and greater happiness than those who surrender their educational ad-
vantages and start to work too early. \ (
TO REMAIN IN SCHOOL means the ability to become a social lead-
er. Life is made up of our associations with our fellows. For a boy to
complete his high school and college education gives him the opportun-
ity of social leadership that is unexcelled.
TO REMAIN IN SCHOOL means business leadership. While now
and then a few of our greatest business men may rise from the ranks
of the uneducated, these are the exceptions and not the rule. 92 per cent
of all the great and successful business men are those who have at least
acquired high school training.
TO REMAIN IN SCHOOL means to double and treble your efficiency
as a great social and political unit in our nation's life. It means serv-
ice above self. It means that your life will be multiplied in usefulness
of those round about you.
Believing and relying on these great fundamental facts, the Atlanta
Rotary Club urges you and all the boys of our city, to keep s ep with
the progress of the ages, and to keep step with the best educational
thoughts, and to remain in the high school.
Page One Hundred Sixty-one
All lines of Life Insurance
Willis A. Sutton
New York, N. Y.
George H. Phillips
416 Hurt Building
Mrs. Sharp's and Mrs. Tanksley's
} .- >
■ - ■
PASCO TOOL CO.
10 North Broad Street
m — —
Deans Drug Co.
L.W. Rogers Realty
C^ Trust Company

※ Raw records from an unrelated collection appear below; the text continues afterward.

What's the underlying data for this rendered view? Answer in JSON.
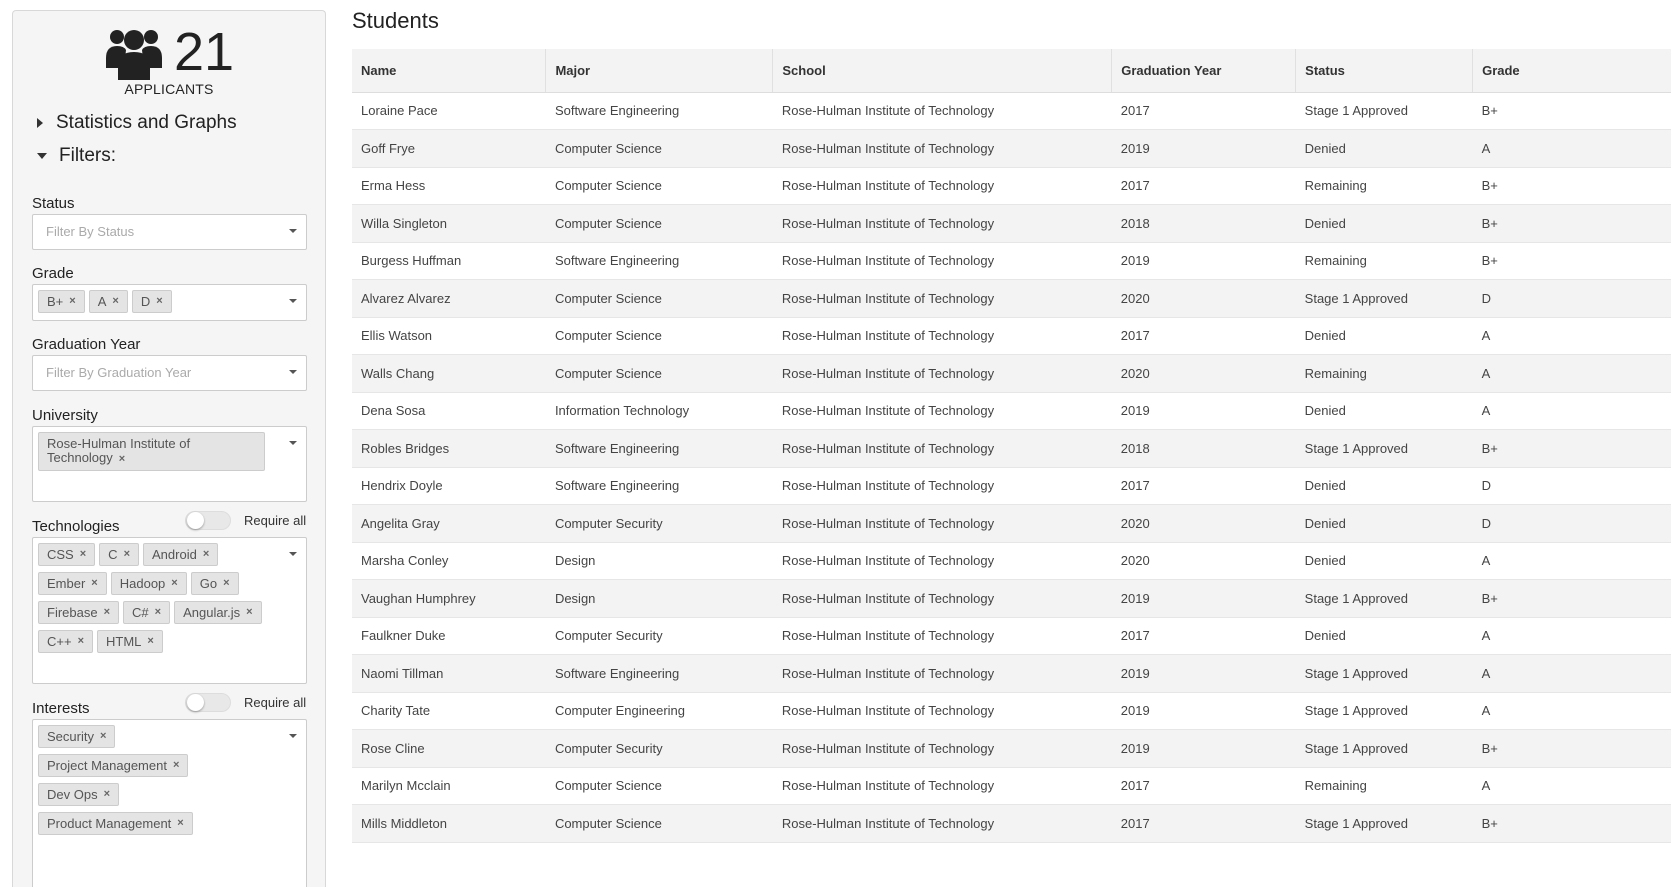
{
  "sidebar": {
    "count": "21",
    "count_label": "APPLICANTS",
    "stats_toggle": "Statistics and Graphs",
    "filters_toggle": "Filters:",
    "status": {
      "label": "Status",
      "placeholder": "Filter By Status"
    },
    "grade": {
      "label": "Grade",
      "tags": [
        "B+",
        "A",
        "D"
      ]
    },
    "graduation_year": {
      "label": "Graduation Year",
      "placeholder": "Filter By Graduation Year"
    },
    "university": {
      "label": "University",
      "tags": [
        "Rose-Hulman Institute of Technology"
      ]
    },
    "technologies": {
      "label": "Technologies",
      "require_all": "Require all",
      "tags": [
        "CSS",
        "C",
        "Android",
        "Ember",
        "Hadoop",
        "Go",
        "Firebase",
        "C#",
        "Angular.js",
        "C++",
        "HTML"
      ]
    },
    "interests": {
      "label": "Interests",
      "require_all": "Require all",
      "tags": [
        "Security",
        "Project Management",
        "Dev Ops",
        "Product Management"
      ]
    }
  },
  "main": {
    "title": "Students",
    "columns": [
      "Name",
      "Major",
      "School",
      "Graduation Year",
      "Status",
      "Grade"
    ],
    "rows": [
      [
        "Loraine Pace",
        "Software Engineering",
        "Rose-Hulman Institute of Technology",
        "2017",
        "Stage 1 Approved",
        "B+"
      ],
      [
        "Goff Frye",
        "Computer Science",
        "Rose-Hulman Institute of Technology",
        "2019",
        "Denied",
        "A"
      ],
      [
        "Erma Hess",
        "Computer Science",
        "Rose-Hulman Institute of Technology",
        "2017",
        "Remaining",
        "B+"
      ],
      [
        "Willa Singleton",
        "Computer Science",
        "Rose-Hulman Institute of Technology",
        "2018",
        "Denied",
        "B+"
      ],
      [
        "Burgess Huffman",
        "Software Engineering",
        "Rose-Hulman Institute of Technology",
        "2019",
        "Remaining",
        "B+"
      ],
      [
        "Alvarez Alvarez",
        "Computer Science",
        "Rose-Hulman Institute of Technology",
        "2020",
        "Stage 1 Approved",
        "D"
      ],
      [
        "Ellis Watson",
        "Computer Science",
        "Rose-Hulman Institute of Technology",
        "2017",
        "Denied",
        "A"
      ],
      [
        "Walls Chang",
        "Computer Science",
        "Rose-Hulman Institute of Technology",
        "2020",
        "Remaining",
        "A"
      ],
      [
        "Dena Sosa",
        "Information Technology",
        "Rose-Hulman Institute of Technology",
        "2019",
        "Denied",
        "A"
      ],
      [
        "Robles Bridges",
        "Software Engineering",
        "Rose-Hulman Institute of Technology",
        "2018",
        "Stage 1 Approved",
        "B+"
      ],
      [
        "Hendrix Doyle",
        "Software Engineering",
        "Rose-Hulman Institute of Technology",
        "2017",
        "Denied",
        "D"
      ],
      [
        "Angelita Gray",
        "Computer Security",
        "Rose-Hulman Institute of Technology",
        "2020",
        "Denied",
        "D"
      ],
      [
        "Marsha Conley",
        "Design",
        "Rose-Hulman Institute of Technology",
        "2020",
        "Denied",
        "A"
      ],
      [
        "Vaughan Humphrey",
        "Design",
        "Rose-Hulman Institute of Technology",
        "2019",
        "Stage 1 Approved",
        "B+"
      ],
      [
        "Faulkner Duke",
        "Computer Security",
        "Rose-Hulman Institute of Technology",
        "2017",
        "Denied",
        "A"
      ],
      [
        "Naomi Tillman",
        "Software Engineering",
        "Rose-Hulman Institute of Technology",
        "2019",
        "Stage 1 Approved",
        "A"
      ],
      [
        "Charity Tate",
        "Computer Engineering",
        "Rose-Hulman Institute of Technology",
        "2019",
        "Stage 1 Approved",
        "A"
      ],
      [
        "Rose Cline",
        "Computer Security",
        "Rose-Hulman Institute of Technology",
        "2019",
        "Stage 1 Approved",
        "B+"
      ],
      [
        "Marilyn Mcclain",
        "Computer Science",
        "Rose-Hulman Institute of Technology",
        "2017",
        "Remaining",
        "A"
      ],
      [
        "Mills Middleton",
        "Computer Science",
        "Rose-Hulman Institute of Technology",
        "2017",
        "Stage 1 Approved",
        "B+"
      ]
    ]
  }
}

50 Marietta St.
"Invest a Little — Get a Lot"
Atlantic Ice and Coal Corporation
General Office: Atlanta, Ga.
Georgia School of
Offers to young men of ability and ambition a training which will fit

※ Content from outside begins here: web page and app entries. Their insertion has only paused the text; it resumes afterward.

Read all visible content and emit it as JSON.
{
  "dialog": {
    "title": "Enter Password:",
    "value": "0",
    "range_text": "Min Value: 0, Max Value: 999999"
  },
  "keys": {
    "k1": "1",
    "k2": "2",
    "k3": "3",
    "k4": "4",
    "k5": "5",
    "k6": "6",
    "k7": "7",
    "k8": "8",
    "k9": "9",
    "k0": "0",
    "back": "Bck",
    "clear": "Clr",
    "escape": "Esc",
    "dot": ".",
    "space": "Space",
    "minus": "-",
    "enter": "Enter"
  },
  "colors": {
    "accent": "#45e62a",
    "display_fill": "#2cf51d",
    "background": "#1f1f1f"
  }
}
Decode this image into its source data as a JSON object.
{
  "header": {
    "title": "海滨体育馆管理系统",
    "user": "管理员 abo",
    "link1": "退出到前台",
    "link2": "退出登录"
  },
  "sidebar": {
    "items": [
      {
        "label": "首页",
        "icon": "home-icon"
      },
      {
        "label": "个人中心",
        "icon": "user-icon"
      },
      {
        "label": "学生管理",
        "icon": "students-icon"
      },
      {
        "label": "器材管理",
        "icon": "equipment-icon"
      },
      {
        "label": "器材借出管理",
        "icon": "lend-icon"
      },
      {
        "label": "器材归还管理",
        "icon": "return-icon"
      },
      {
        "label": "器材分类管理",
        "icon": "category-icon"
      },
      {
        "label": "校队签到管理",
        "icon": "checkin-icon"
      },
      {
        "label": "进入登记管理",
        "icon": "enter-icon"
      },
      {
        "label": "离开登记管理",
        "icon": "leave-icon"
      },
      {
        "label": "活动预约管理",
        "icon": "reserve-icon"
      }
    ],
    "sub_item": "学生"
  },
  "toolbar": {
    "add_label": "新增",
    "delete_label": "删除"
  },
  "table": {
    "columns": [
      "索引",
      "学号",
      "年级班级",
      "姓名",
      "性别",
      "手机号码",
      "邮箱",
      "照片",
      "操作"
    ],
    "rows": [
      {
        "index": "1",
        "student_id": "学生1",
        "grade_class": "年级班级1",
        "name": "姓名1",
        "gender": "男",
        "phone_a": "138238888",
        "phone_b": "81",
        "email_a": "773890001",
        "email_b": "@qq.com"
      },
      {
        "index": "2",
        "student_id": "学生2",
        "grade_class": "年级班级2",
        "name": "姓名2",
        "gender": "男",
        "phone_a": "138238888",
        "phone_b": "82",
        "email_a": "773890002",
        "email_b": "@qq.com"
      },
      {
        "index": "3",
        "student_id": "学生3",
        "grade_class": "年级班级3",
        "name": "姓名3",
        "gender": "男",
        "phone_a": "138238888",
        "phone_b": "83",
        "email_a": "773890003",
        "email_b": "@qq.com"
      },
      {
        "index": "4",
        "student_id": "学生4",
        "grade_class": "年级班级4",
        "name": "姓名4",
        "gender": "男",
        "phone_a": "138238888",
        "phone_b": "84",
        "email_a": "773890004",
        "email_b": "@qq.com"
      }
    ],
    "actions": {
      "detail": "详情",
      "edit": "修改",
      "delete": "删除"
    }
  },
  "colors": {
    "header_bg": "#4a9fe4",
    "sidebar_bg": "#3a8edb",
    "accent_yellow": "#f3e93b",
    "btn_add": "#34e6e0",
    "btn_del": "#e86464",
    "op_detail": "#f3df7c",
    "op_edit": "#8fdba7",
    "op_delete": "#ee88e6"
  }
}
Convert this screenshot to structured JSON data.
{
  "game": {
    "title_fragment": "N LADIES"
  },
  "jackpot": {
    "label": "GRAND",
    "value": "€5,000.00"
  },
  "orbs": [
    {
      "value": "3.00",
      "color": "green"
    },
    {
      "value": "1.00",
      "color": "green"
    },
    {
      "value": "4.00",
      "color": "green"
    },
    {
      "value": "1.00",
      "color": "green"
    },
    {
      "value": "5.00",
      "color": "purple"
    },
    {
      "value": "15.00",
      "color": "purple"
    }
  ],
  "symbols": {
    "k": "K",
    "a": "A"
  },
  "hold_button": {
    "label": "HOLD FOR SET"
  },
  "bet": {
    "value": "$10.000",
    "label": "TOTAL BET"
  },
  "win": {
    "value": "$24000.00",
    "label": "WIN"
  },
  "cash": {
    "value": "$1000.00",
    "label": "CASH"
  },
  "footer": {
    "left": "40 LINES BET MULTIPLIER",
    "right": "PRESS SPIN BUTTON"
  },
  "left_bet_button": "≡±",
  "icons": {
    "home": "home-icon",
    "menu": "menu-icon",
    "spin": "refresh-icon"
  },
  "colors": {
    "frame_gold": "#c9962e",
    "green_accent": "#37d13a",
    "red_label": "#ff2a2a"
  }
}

them for positions of responsibility and power.
Georgia Tech graduates succeed because they have been trained to think
scientifically and to work efficiently.
Courses in CIVIL, CHEMICAL, ELECTRICAL, and TEXTILE EN-
GINEERING; ARCHITECTURE, COMMERCE and INDUSTRIAL
For further information, address
Page One Hundred Sixty-three
Nash Leads the World
in Motor Car Value
NASH FOUR SPORT MODEL
541 PEACHTREE ST.
Page One Hundred Sixty-four
R. H. MARTIN, President
They always call for MORE —
of those flaky,
you'll make with
Laundriers and Dry Cleaners
199 Piedmont Avenue
Page One Hundred Sixty-five
FOR EXCEPTIONAL WORK AND SERVICE— Phone—
Eugene Harris Dry Cleaning
and Dyeing Company
POLLOCK C^ BERG
79 PEACHTREE STREET
To the Business Managers,
My dear friends :
I was very much interested in your note requesting us to place an
ad in your annual. We feel indebted to your school for a number of
high grade students, and it gives us pleasure to authorize you to de-
vote one-fourth of a page of your advertising section to the publication
of this letter, through which we express our appreciation of your pat-
THORNWELL JACOBS, President.
/Page One Hundred Sixty-six
Stationery, Confectionery, Drug-
gists' Sundries and Holiday
Peachtree and Ivy
Peachtree at Tenth
P. H. NORCROSS
1404 CANDLER BLDG.
Before you make a loan, rent, buy, or
insure, see us.
S. B. TURMAN CBb CO.
Real Estate, Renting, Loans and
303-10 Atlanta Trust Co. BIdg.
I'lioiie Walnut 0702
Eat Honey Scotch
Page One Hundred Sixty-seven
— . • ' ''' ■"■»■
j^.^^A....^0f_ "^^^ o^^^^
a, ' /
for Paris fashions ana
a closer entente with ti.,
through the medium of woi. -
* * *
To Marry Dancer
Rcger Wolfe Kahn, the gifted jt.
Otto Kahn, banker, and art patron,
became a professional orchestra leader ^
the age of seventeen, is marrying into his
profession. He has announced his engage-
ment to Virginia Franck, a young Long
Island girl of modest means who has
made a name for herself as a dancer.
She made this name against the pro-
tests of Roger Wolfe. Last year she told
him she was going to Paris to appear on
the stage there. He objected and for-
bade her to go. She went just the same,
and he followed, her two months later to
find that she was dancing under the
name of Regor.
Young Mr. Kahn is now learning to
fly. He can pilot a plane alov^e but Iv* is,
as yet, no Lindbergh.
* » *
No $10 Tickets
- Metropolitan theatergoers, it has been
proved, will pay almost ajiy price to see
a popular production, but thtiff baTJc at a
box-office price of more 'ihan $5.5'/ for a
Last summer, when the aii^aorities
(7 (M^ta^ I
works of 1
R. A, Rahr, rej.
plete reprints of
and the new Grifliix
of Love." Mr. Griffii
Hqrvard anything that it
Vale has planned no such
it preceded Harvard in givii.
honors for motion picture
Seven years ago it gave an hono